▶ _Records provided_

——

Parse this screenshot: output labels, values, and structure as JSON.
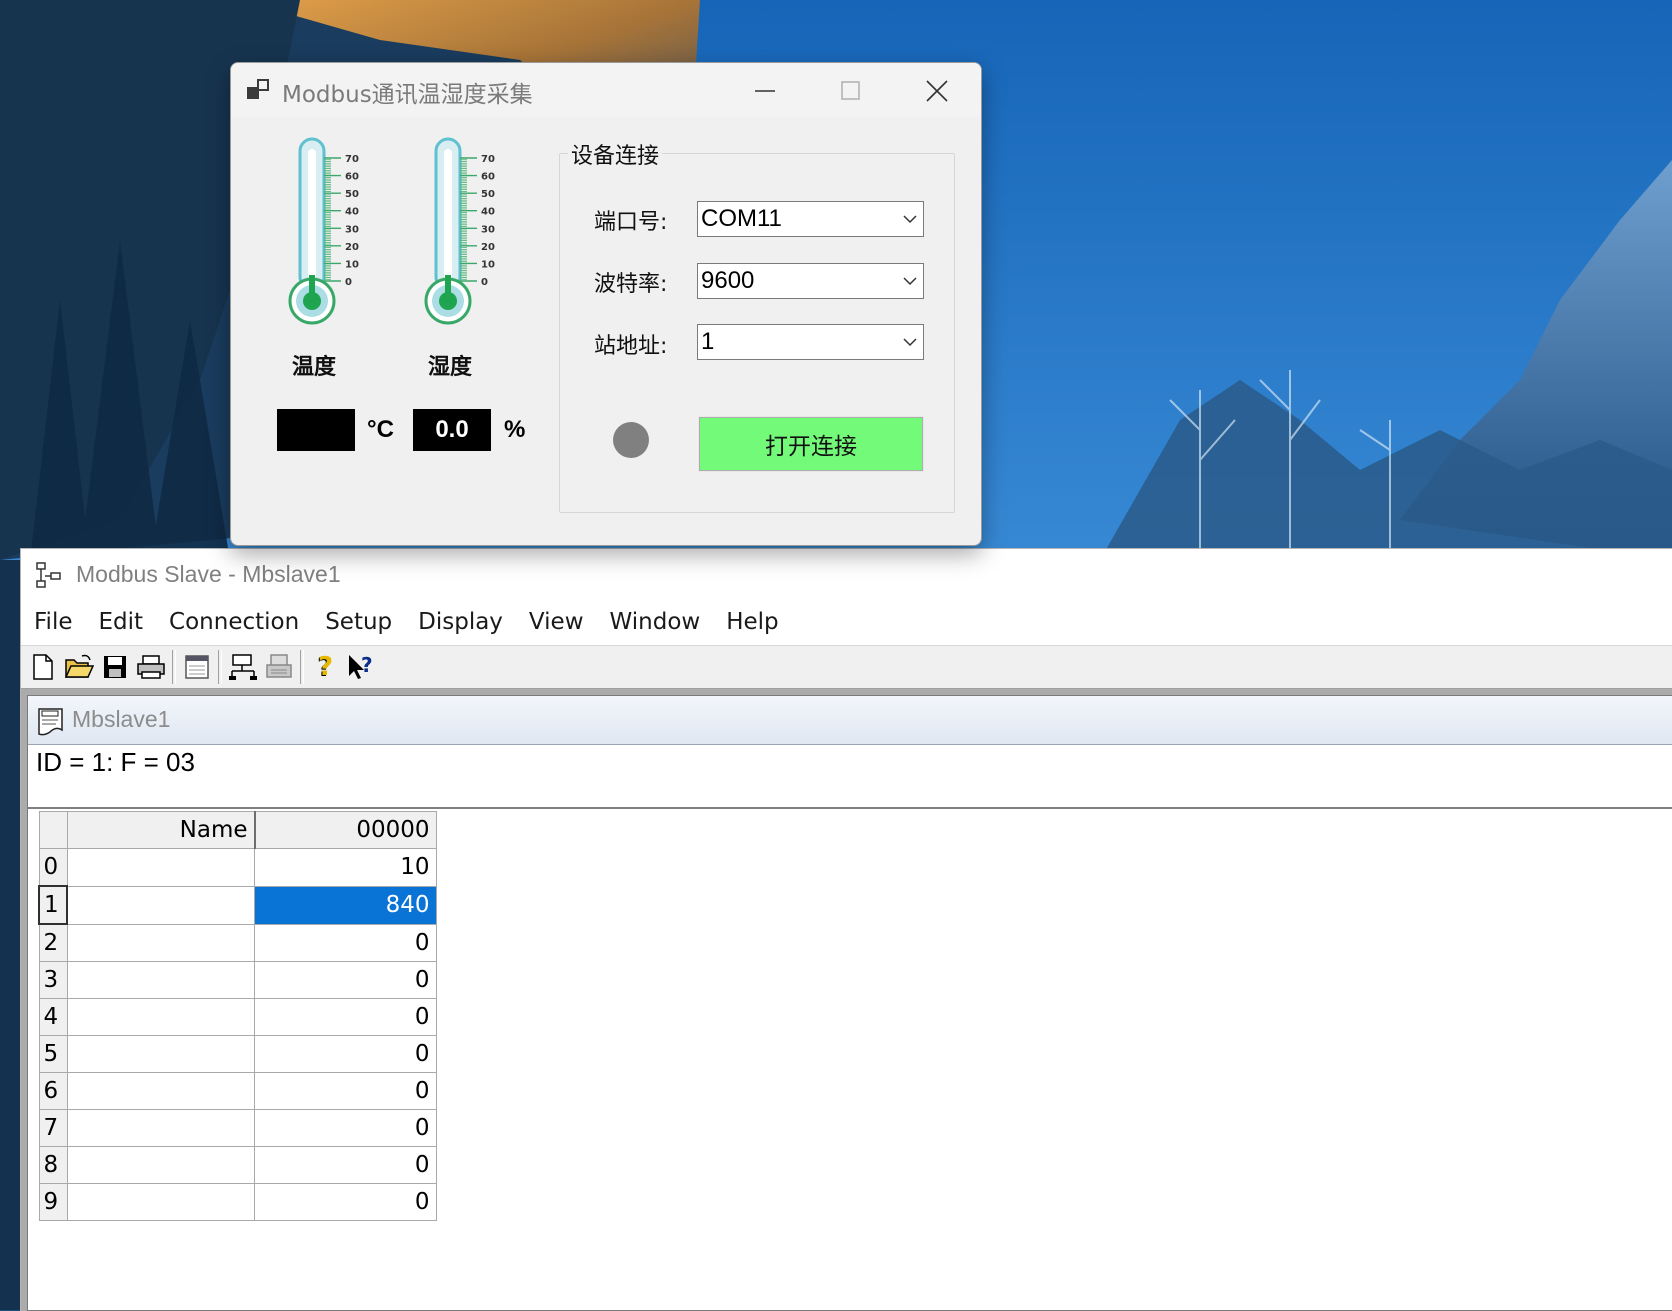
{
  "dialog": {
    "title": "Modbus通讯温湿度采集",
    "temperature": {
      "label": "温度",
      "value": "",
      "unit": "°C",
      "scale_ticks": [
        "70",
        "60",
        "50",
        "40",
        "30",
        "20",
        "10",
        "0"
      ]
    },
    "humidity": {
      "label": "湿度",
      "value": "0.0",
      "unit": "%",
      "scale_ticks": [
        "70",
        "60",
        "50",
        "40",
        "30",
        "20",
        "10",
        "0"
      ]
    },
    "connection_group": {
      "legend": "设备连接",
      "port": {
        "label": "端口号:",
        "value": "COM11"
      },
      "baud": {
        "label": "波特率:",
        "value": "9600"
      },
      "station": {
        "label": "站地址:",
        "value": "1"
      },
      "status_color": "#808080",
      "connect_button": "打开连接",
      "connect_button_color": "#73fa79"
    }
  },
  "modbus_slave": {
    "title": "Modbus Slave - Mbslave1",
    "menu": [
      "File",
      "Edit",
      "Connection",
      "Setup",
      "Display",
      "View",
      "Window",
      "Help"
    ],
    "toolbar_icons": [
      "new-icon",
      "open-icon",
      "save-icon",
      "print-icon",
      "window-icon",
      "connect-icon",
      "disconnect-icon",
      "help-icon",
      "context-help-icon"
    ],
    "child": {
      "title": "Mbslave1",
      "header": "ID = 1: F = 03",
      "columns": {
        "name": "Name",
        "address": "00000"
      },
      "rows": [
        {
          "index": "0",
          "name": "",
          "value": "10"
        },
        {
          "index": "1",
          "name": "",
          "value": "840"
        },
        {
          "index": "2",
          "name": "",
          "value": "0"
        },
        {
          "index": "3",
          "name": "",
          "value": "0"
        },
        {
          "index": "4",
          "name": "",
          "value": "0"
        },
        {
          "index": "5",
          "name": "",
          "value": "0"
        },
        {
          "index": "6",
          "name": "",
          "value": "0"
        },
        {
          "index": "7",
          "name": "",
          "value": "0"
        },
        {
          "index": "8",
          "name": "",
          "value": "0"
        },
        {
          "index": "9",
          "name": "",
          "value": "0"
        }
      ],
      "selected_row": "1",
      "selection_color": "#0a73d6"
    }
  }
}
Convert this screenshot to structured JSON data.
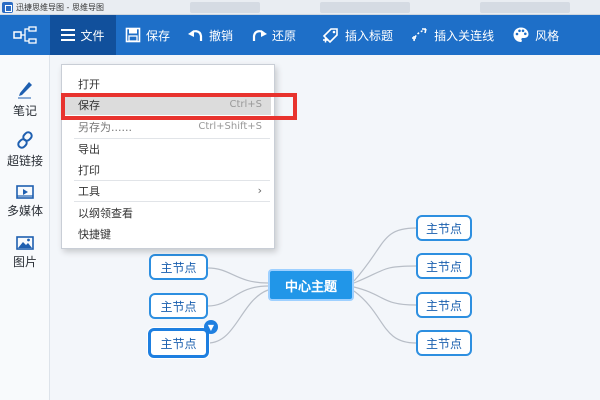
{
  "window": {
    "title": "迅捷思维导图 - 思维导图"
  },
  "toolbar": {
    "file_label": "文件",
    "buttons": [
      {
        "label": "保存",
        "icon": "save-icon"
      },
      {
        "label": "撤销",
        "icon": "undo-icon"
      },
      {
        "label": "还原",
        "icon": "redo-icon"
      },
      {
        "label": "插入标题",
        "icon": "insert-title-icon"
      },
      {
        "label": "插入关连线",
        "icon": "insert-link-line-icon"
      },
      {
        "label": "风格",
        "icon": "palette-icon"
      }
    ]
  },
  "sidebar": {
    "items": [
      {
        "label": "笔记",
        "icon": "pencil-icon"
      },
      {
        "label": "超链接",
        "icon": "link-icon"
      },
      {
        "label": "多媒体",
        "icon": "video-icon"
      },
      {
        "label": "图片",
        "icon": "image-icon"
      }
    ]
  },
  "file_menu": {
    "open": {
      "label": "打开"
    },
    "save": {
      "label": "保存",
      "shortcut": "Ctrl+S"
    },
    "save_as": {
      "label": "另存为......",
      "shortcut": "Ctrl+Shift+S"
    },
    "export": {
      "label": "导出"
    },
    "print": {
      "label": "打印"
    },
    "tools": {
      "label": "工具",
      "arrow": "›"
    },
    "outline": {
      "label": "以纲领查看"
    },
    "shortcuts": {
      "label": "快捷键"
    }
  },
  "mindmap": {
    "center": "中心主题",
    "left_nodes": [
      "主节点",
      "主节点",
      "主节点"
    ],
    "right_nodes": [
      "主节点",
      "主节点",
      "主节点",
      "主节点"
    ],
    "selected_toggle": "▼"
  },
  "colors": {
    "toolbar_bg": "#1e6fc8",
    "file_tab_bg": "#11509c",
    "center_node": "#2196e8",
    "node_border": "#2d8fe0",
    "highlight": "#e8332e"
  }
}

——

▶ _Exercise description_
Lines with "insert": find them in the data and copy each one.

▶ _Your response_
        "icon": "insert-title-icon"
        "icon": "insert-link-line-icon"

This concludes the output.